=== THE DATA ===
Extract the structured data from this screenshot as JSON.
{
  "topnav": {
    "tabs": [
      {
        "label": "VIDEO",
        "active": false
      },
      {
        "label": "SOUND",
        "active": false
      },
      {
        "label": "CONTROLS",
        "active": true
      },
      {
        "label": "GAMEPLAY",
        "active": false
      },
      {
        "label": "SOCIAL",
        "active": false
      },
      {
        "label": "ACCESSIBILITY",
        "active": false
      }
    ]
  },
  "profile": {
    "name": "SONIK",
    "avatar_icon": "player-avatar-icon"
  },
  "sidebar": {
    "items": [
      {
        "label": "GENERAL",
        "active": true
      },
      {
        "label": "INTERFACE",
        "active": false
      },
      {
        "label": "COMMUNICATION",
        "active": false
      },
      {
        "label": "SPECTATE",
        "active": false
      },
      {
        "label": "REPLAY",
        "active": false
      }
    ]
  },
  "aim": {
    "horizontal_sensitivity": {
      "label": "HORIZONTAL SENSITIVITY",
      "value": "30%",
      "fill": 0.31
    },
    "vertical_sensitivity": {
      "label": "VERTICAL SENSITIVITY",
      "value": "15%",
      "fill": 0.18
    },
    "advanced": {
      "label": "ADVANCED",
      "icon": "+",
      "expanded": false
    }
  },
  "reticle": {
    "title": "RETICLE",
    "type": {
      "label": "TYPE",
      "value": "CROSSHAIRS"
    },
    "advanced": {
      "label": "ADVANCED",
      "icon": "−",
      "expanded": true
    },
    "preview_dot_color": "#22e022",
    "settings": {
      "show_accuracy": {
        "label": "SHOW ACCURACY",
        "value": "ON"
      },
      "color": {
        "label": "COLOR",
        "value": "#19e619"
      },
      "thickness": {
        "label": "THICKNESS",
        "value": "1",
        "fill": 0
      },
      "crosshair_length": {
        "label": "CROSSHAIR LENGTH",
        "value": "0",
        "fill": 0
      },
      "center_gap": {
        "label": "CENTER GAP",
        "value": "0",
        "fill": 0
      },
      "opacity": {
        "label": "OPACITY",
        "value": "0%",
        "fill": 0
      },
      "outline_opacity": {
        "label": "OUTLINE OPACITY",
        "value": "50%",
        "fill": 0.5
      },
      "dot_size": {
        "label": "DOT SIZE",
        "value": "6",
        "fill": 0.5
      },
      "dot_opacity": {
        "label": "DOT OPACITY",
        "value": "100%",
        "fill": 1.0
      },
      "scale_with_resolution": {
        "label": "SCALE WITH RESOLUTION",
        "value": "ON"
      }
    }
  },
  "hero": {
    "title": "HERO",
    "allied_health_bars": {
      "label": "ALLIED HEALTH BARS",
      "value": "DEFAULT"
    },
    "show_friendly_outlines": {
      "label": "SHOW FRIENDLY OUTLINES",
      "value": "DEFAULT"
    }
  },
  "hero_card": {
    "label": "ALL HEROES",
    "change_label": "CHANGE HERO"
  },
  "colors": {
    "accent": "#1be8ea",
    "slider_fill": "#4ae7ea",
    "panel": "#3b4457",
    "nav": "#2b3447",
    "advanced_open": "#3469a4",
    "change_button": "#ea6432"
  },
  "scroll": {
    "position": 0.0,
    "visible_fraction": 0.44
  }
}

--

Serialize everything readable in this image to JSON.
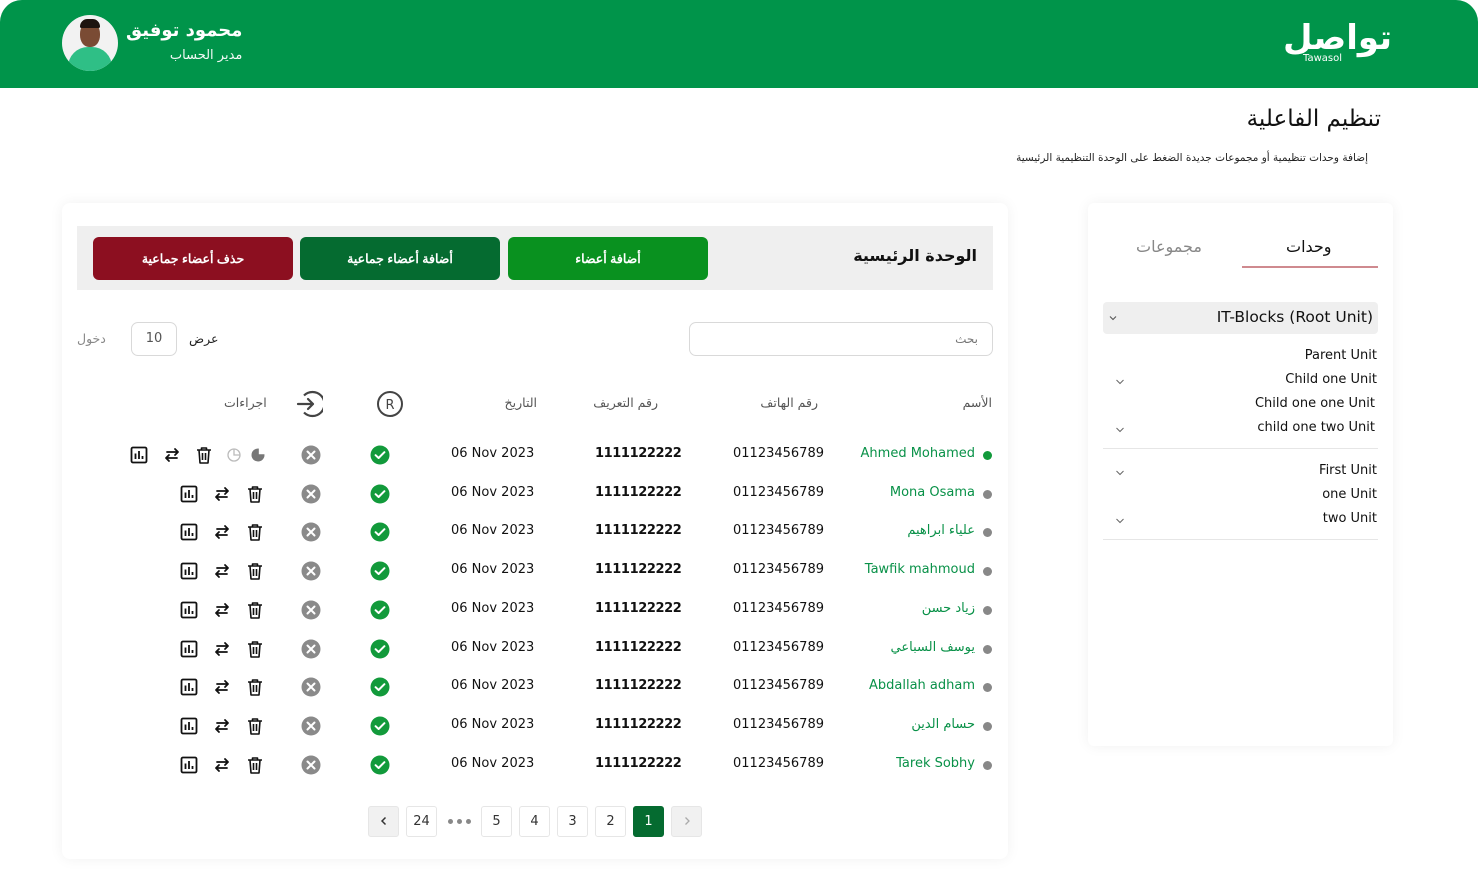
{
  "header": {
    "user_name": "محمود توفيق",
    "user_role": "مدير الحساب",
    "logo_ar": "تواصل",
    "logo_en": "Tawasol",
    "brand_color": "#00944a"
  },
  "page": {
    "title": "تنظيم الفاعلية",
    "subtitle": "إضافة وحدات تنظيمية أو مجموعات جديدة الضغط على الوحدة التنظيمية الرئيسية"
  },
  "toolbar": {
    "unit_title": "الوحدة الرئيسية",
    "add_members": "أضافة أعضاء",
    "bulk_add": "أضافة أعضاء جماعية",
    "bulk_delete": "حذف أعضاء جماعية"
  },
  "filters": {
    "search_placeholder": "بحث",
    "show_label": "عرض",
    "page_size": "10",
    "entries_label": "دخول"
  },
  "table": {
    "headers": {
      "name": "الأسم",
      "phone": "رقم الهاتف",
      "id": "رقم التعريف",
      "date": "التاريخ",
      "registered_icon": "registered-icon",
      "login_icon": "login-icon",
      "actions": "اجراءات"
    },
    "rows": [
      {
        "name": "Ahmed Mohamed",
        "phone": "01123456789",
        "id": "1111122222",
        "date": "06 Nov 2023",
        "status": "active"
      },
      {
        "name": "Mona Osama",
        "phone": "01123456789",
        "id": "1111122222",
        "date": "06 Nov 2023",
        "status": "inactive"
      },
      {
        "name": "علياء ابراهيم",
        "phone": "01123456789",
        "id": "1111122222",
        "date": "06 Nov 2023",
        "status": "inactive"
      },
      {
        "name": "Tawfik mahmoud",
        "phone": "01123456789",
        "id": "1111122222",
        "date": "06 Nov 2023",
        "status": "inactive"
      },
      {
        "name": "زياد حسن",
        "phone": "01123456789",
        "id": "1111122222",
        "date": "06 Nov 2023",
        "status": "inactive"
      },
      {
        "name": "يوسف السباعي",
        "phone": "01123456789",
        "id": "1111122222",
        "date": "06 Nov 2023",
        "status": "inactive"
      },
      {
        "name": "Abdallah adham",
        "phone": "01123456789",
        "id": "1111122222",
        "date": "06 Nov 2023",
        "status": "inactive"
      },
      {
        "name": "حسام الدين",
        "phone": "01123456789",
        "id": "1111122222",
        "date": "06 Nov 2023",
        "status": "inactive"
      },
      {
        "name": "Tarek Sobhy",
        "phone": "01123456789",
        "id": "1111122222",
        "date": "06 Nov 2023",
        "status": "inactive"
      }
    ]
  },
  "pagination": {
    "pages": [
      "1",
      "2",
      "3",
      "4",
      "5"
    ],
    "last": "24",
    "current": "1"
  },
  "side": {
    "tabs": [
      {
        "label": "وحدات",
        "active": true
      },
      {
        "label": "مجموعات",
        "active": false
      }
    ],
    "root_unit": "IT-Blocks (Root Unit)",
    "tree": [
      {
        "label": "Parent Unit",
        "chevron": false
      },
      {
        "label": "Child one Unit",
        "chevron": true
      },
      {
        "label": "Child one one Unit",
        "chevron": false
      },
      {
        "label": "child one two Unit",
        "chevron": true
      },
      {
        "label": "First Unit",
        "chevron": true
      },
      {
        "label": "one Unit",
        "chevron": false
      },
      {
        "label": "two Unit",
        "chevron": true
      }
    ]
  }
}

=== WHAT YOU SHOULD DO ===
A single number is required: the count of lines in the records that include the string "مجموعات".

=== EXPECTED ANSWER ===
2